BEGIN Data supplied
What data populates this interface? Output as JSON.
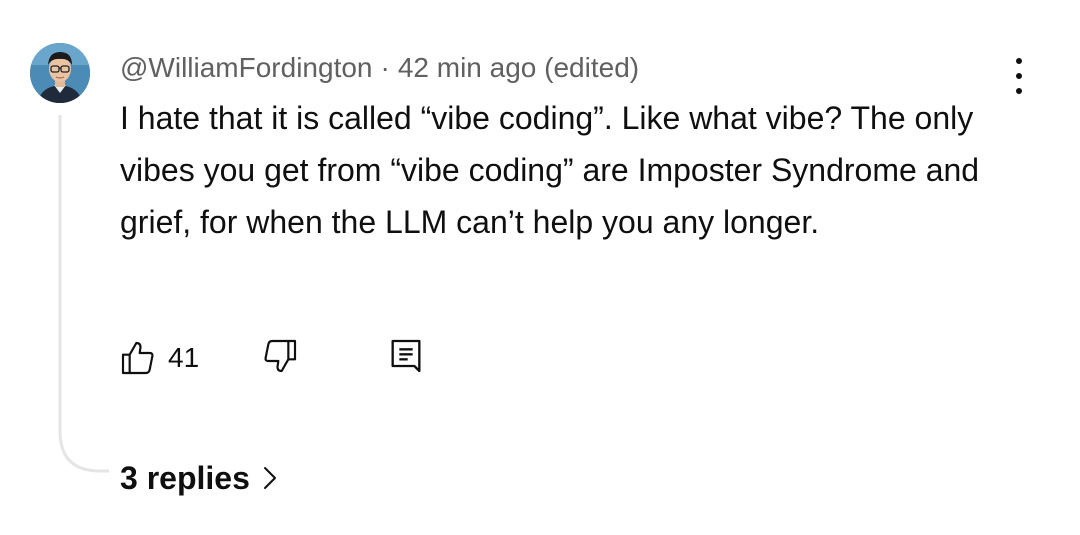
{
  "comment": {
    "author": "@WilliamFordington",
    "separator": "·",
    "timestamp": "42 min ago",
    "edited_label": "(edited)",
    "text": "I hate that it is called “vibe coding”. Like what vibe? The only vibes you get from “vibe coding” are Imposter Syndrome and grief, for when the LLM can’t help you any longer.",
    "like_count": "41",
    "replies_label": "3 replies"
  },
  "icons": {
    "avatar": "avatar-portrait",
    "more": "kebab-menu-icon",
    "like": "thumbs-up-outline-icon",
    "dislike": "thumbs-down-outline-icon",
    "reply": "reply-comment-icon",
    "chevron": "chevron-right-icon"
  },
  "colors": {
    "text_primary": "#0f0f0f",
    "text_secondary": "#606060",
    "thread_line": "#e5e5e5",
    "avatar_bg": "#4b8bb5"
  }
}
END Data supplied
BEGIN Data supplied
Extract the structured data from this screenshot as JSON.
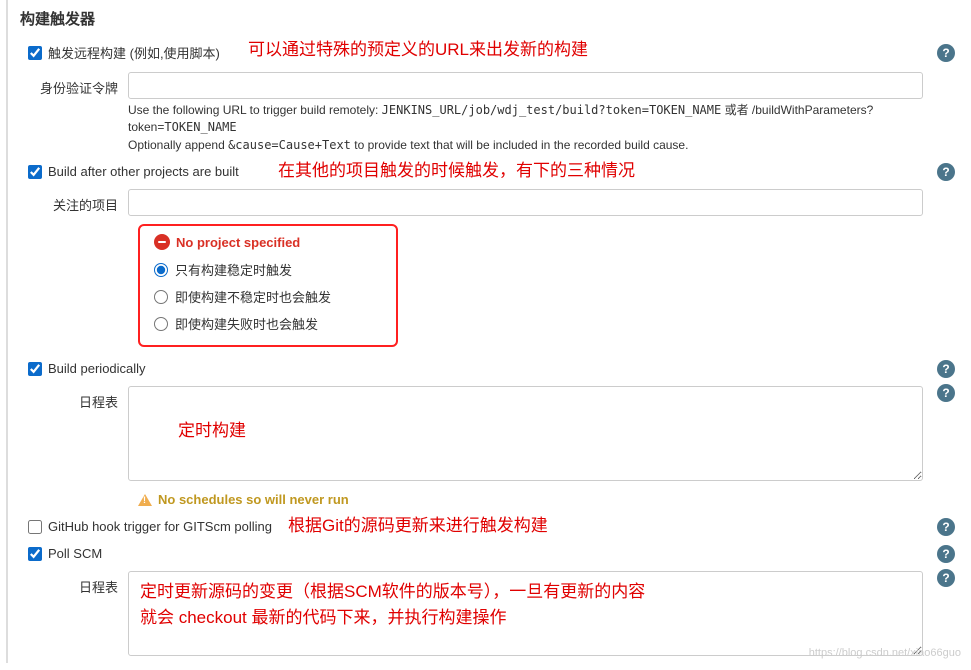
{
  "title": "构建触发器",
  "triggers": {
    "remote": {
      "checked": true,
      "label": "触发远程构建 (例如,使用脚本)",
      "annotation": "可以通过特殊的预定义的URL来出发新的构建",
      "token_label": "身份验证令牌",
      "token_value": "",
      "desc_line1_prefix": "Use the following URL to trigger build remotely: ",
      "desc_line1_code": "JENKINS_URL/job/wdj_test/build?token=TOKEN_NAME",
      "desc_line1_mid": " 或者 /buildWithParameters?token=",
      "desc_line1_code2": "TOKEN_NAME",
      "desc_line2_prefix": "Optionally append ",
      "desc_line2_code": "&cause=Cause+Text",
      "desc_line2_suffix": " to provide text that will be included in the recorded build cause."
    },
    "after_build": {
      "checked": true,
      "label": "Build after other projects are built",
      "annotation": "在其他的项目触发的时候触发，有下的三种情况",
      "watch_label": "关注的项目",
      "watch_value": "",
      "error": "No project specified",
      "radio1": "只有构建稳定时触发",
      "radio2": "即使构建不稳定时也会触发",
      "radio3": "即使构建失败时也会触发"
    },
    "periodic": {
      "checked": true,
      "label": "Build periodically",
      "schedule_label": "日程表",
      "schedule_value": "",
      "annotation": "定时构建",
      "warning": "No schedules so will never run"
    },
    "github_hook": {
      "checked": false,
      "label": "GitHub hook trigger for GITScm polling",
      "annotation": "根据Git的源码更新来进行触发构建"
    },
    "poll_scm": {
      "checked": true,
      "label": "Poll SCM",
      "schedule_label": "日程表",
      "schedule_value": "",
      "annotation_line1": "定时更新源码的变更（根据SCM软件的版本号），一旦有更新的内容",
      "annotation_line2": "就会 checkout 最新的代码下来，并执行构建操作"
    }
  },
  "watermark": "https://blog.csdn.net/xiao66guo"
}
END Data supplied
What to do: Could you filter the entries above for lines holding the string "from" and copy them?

Answer for the task:
    "text": "I hate that it is called “vibe coding”. Like what vibe? The only vibes you get from “vibe coding” are Imposter Syndrome and grief, for when the LLM can’t help you any longer.",
Extract the structured data from this screenshot as JSON.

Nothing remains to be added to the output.